(Problem statement):
The data should be printed in full, character for character.
** Opening Exercise inputs block **
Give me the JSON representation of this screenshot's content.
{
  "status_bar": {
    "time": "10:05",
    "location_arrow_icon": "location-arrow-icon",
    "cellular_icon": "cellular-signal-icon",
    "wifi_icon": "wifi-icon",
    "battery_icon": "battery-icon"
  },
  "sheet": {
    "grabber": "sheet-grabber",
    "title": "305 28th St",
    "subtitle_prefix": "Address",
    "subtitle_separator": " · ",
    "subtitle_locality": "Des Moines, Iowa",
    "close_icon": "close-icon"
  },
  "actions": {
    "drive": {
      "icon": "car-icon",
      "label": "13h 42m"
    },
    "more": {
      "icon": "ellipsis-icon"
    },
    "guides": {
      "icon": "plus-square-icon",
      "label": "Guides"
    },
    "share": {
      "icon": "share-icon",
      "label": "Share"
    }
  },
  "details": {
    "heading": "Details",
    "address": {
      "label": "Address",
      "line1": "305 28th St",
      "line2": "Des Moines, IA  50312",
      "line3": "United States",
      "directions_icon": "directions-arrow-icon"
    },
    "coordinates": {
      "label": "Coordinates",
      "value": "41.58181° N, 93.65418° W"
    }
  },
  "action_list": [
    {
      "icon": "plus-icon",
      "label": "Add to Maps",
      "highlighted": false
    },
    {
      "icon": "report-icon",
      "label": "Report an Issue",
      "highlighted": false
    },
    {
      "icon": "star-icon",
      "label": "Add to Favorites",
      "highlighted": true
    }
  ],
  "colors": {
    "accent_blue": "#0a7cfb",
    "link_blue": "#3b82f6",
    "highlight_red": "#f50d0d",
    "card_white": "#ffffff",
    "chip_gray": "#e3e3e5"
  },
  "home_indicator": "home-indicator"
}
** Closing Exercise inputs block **
(Solved exercise):
Give me the JSON representation of this screenshot's content.
{
  "status_bar": {
    "time": "10:05",
    "location_arrow_icon": "location-arrow-icon",
    "cellular_icon": "cellular-signal-icon",
    "wifi_icon": "wifi-icon",
    "battery_icon": "battery-icon"
  },
  "sheet": {
    "grabber": "sheet-grabber",
    "title": "305 28th St",
    "subtitle_prefix": "Address",
    "subtitle_separator": " · ",
    "subtitle_locality": "Des Moines, Iowa",
    "close_icon": "close-icon"
  },
  "actions": {
    "drive": {
      "icon": "car-icon",
      "label": "13h 42m"
    },
    "more": {
      "icon": "ellipsis-icon"
    },
    "guides": {
      "icon": "plus-square-icon",
      "label": "Guides"
    },
    "share": {
      "icon": "share-icon",
      "label": "Share"
    }
  },
  "details": {
    "heading": "Details",
    "address": {
      "label": "Address",
      "line1": "305 28th St",
      "line2": "Des Moines, IA  50312",
      "line3": "United States",
      "directions_icon": "directions-arrow-icon"
    },
    "coordinates": {
      "label": "Coordinates",
      "value": "41.58181° N, 93.65418° W"
    }
  },
  "action_list": [
    {
      "icon": "plus-icon",
      "label": "Add to Maps",
      "highlighted": false
    },
    {
      "icon": "report-icon",
      "label": "Report an Issue",
      "highlighted": false
    },
    {
      "icon": "star-icon",
      "label": "Add to Favorites",
      "highlighted": true
    }
  ],
  "colors": {
    "accent_blue": "#0a7cfb",
    "link_blue": "#3b82f6",
    "highlight_red": "#f50d0d",
    "card_white": "#ffffff",
    "chip_gray": "#e3e3e5"
  },
  "home_indicator": "home-indicator"
}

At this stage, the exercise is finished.